Most major network suppliers including Cisco and HP have taken up the concept of the Software-Defined Network (“SDN”), intending to move to a full-blown Intent-Based Network (“IBN”) in the future.
Simply put, an SDN reduces the capital and operational costs of network infrastructure by automating the basic configuration and management of the network. This moves a long way towards establishing a self-configuring and self-healing network.
The network is split into two planes, the hardware plane, where SDN software automates the configuration of equipment, and a software plane where AI systems assist the network specialists with software configuration of such items as routes and routine performance measurement.
In the future, an IBN will continue the AI-assisted process with the objective of creating self-configuring, self-healing and self-maintaining networks.
However, migrating from a conventional network to an SDN is not an easy task. It may appear so, but there are pitfalls hidden in the process.
Here are three common pitfalls to avoid.
Woods and Trees
Unfortunately, network specialists tend to focus on the technical details of network architecture and miss out on the big picture. Network design is a lot more than just the placement of equipment and cables and the implementation of management software.
The first and biggest question is whether to adopt an in-house or a partially or completely outsourced solution. One compromise solution is to outsource the basic network tasks such as cabling for desktop equipment installation, leaving the detailed higher-level management to internal staff. If outsourced, the outsource partner must be involved in the migration planning.
The design and evaluation process must also include the required network metrics of response times, traffic patterns, traffic growth, and any longer-term issues, for example, moving to a hosted Cloud solution or the introduction of VoIP.
That will allow the preparation of the financial budgets that will be required, both Capex for any new equipment and software that will be needed, and Opex elements such as salaries and maintenance and license fees.
One particular solution is taking a NAAS, “Network As A Service” approach, to the SD-WAN environment rather than using a traditional design approach.
Most organisations have some form of online presence, even if it is only a company information website. Attaching your network to the Internet opens you up to all sorts of potential security issues, which, hopefully, are countered by an existing security environment.
It is important that preparation for introducing an SD-WAN includes a full evaluation of the security capabilities of the SD-WAN equipment and software. This allows identification of any new and revised security software, appliances and procedures.
The review should investigate if existing security technologies can be merged into the new environment and those which need enhancement or replacement.
Related areas include DRP and backup/recovery policies and procedures. Recovering from a malware attack, for example, DDoS or ransomware that cuts off access to the network or Internet is often best accomplished by going back to bare metal and restoring all systems and data from scratch from a known good backup.
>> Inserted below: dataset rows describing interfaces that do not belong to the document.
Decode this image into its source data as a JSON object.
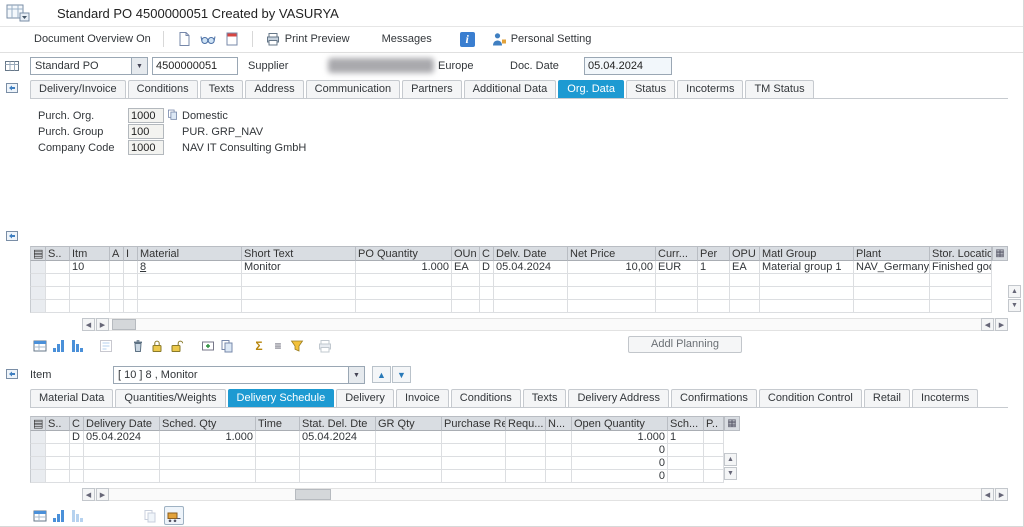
{
  "theme": {
    "active_tab_bg": "#1d9ad2",
    "active_tab_text": "#ffffff",
    "grid_header_bg": "#d9dde2",
    "info_icon_bg": "#3a7ed0"
  },
  "window": {
    "title": "Standard PO 4500000051 Created by VASURYA"
  },
  "toolbar": {
    "document_overview_label": "Document Overview On",
    "print_preview_label": "Print Preview",
    "messages_label": "Messages",
    "personal_setting_label": "Personal Setting"
  },
  "header": {
    "order_type": "Standard PO",
    "po_number": "4500000051",
    "supplier_label": "Supplier",
    "supplier_region": "Europe",
    "doc_date_label": "Doc. Date",
    "doc_date_value": "05.04.2024",
    "tabs": [
      "Delivery/Invoice",
      "Conditions",
      "Texts",
      "Address",
      "Communication",
      "Partners",
      "Additional Data",
      "Org. Data",
      "Status",
      "Incoterms",
      "TM Status"
    ],
    "active_tab": "Org. Data"
  },
  "org_data": {
    "fields": [
      {
        "label": "Purch. Org.",
        "value": "1000",
        "description": "Domestic"
      },
      {
        "label": "Purch. Group",
        "value": "100",
        "description": "PUR. GRP_NAV"
      },
      {
        "label": "Company Code",
        "value": "1000",
        "description": "NAV IT Consulting GmbH"
      }
    ]
  },
  "item_grid": {
    "columns": [
      "",
      "S..",
      "Itm",
      "A",
      "I",
      "Material",
      "Short Text",
      "PO Quantity",
      "OUn",
      "C",
      "Delv. Date",
      "Net Price",
      "Curr...",
      "Per",
      "OPU",
      "Matl Group",
      "Plant",
      "Stor. Location"
    ],
    "rows": [
      [
        "",
        "",
        "10",
        "",
        "",
        "8",
        "Monitor",
        "1.000",
        "EA",
        "D",
        "05.04.2024",
        "10,00",
        "EUR",
        "1",
        "EA",
        "Material group 1",
        "NAV_Germany",
        "Finished goods"
      ],
      [
        "",
        "",
        "",
        "",
        "",
        "",
        "",
        "",
        "",
        "",
        "",
        "",
        "",
        "",
        "",
        "",
        "",
        ""
      ],
      [
        "",
        "",
        "",
        "",
        "",
        "",
        "",
        "",
        "",
        "",
        "",
        "",
        "",
        "",
        "",
        "",
        "",
        ""
      ],
      [
        "",
        "",
        "",
        "",
        "",
        "",
        "",
        "",
        "",
        "",
        "",
        "",
        "",
        "",
        "",
        "",
        "",
        ""
      ]
    ],
    "addl_planning_label": "Addl Planning"
  },
  "item_detail": {
    "item_label": "Item",
    "item_selector_value": "[ 10 ] 8 , Monitor",
    "tabs": [
      "Material Data",
      "Quantities/Weights",
      "Delivery Schedule",
      "Delivery",
      "Invoice",
      "Conditions",
      "Texts",
      "Delivery Address",
      "Confirmations",
      "Condition Control",
      "Retail",
      "Incoterms"
    ],
    "active_tab": "Delivery Schedule"
  },
  "schedule_grid": {
    "columns": [
      "",
      "S..",
      "C",
      "Delivery Date",
      "Sched. Qty",
      "Time",
      "Stat. Del. Dte",
      "GR Qty",
      "Purchase Req.",
      "Requ...",
      "N...",
      "Open Quantity",
      "Sch...",
      "P.."
    ],
    "rows": [
      [
        "",
        "",
        "D",
        "05.04.2024",
        "1.000",
        "",
        "05.04.2024",
        "",
        "",
        "",
        "",
        "1.000",
        "1",
        ""
      ],
      [
        "",
        "",
        "",
        "",
        "",
        "",
        "",
        "",
        "",
        "",
        "",
        "0",
        "",
        ""
      ],
      [
        "",
        "",
        "",
        "",
        "",
        "",
        "",
        "",
        "",
        "",
        "",
        "0",
        "",
        ""
      ],
      [
        "",
        "",
        "",
        "",
        "",
        "",
        "",
        "",
        "",
        "",
        "",
        "0",
        "",
        ""
      ]
    ]
  },
  "icons": {
    "select_all": "▤",
    "grid_config": "▦",
    "dropdown_arrow": "▼",
    "nav_up": "▲",
    "nav_down": "▼",
    "scroll_left": "◀",
    "scroll_right": "▶",
    "scroll_up": "▲",
    "scroll_down": "▼",
    "sum": "Σ",
    "subtotal": "≡",
    "info": "i"
  }
}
There may also be a legal requirement for data retention for some time.
Backup Policies and procedures need to be assessed for the SD-WAN environment, and to be sure, provides an opportunity for revision and improvement.
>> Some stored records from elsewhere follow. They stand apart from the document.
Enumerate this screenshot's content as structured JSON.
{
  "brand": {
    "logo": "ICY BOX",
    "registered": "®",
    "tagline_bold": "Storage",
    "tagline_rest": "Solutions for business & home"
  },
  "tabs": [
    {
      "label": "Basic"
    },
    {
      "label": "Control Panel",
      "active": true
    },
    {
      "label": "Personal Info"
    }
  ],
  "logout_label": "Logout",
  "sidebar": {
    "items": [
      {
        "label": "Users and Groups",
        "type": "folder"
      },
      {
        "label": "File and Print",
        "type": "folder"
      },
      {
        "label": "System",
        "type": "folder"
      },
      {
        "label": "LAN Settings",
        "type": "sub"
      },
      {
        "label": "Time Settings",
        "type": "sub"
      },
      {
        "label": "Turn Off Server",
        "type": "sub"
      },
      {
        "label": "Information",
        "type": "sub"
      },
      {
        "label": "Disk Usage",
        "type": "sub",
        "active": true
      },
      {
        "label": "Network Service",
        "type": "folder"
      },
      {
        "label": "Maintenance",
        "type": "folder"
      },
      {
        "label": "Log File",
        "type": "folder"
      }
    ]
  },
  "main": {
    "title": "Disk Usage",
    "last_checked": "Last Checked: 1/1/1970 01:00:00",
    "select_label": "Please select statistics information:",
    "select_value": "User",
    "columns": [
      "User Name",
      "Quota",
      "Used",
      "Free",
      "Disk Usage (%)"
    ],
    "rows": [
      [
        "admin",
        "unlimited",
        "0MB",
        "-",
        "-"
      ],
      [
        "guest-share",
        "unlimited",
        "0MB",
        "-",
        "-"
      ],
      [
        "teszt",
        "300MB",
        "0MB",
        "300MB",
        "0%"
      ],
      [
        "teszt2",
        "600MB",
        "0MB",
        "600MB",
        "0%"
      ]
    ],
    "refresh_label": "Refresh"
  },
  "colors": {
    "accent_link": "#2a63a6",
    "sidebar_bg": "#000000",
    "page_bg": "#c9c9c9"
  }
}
In a similar way, DRP policies and procedures need to be reviewed and revised to incorporate the SD-WAN.
Comprehensive Implementation Plan, including a risk analysis
The move to SD-WAN will affect the entire organisation and all staff need to be fully aware of what is happening and to be fully onboard.
The first and one of the more important decisions is whether the transition should be a big-bang or incremental approach. That will fundamentally affect the roll-out plan.
Without a proper project plan, you are likely to run into project delays, some of which could be costly. For example:
- Will all the existing network equipment such as switches and routers work in an SD-WAN environment?
- Will non-standard equipment including modems, alarm systems, fax machines, multi-function printers, and the like work in an SD-WAN environment?
- Is the upgrade to be department by department, site by site, or route by route?
- How will external interfaces be managed?
It might be apple-pie and motherhood, but the preparation of a proper project plan, with an emphasis on risk, must be prepared and adhered to. Other areas that need attention include communications with stakeholders to keep them onside with the roll-out plan.
No plan or an incomplete or ill-thought-out plan means that the roll-out will not proceed properly. Applications will be affected, or not work at all. In a multi-site or campus network, some areas may lose connectivity. Project Plans and Backup or roll-back plans are a necessity.
Transition to an SD-WAN is on the face of it, an easy task, but as always the devil is in the detail. It needs careful planning and management.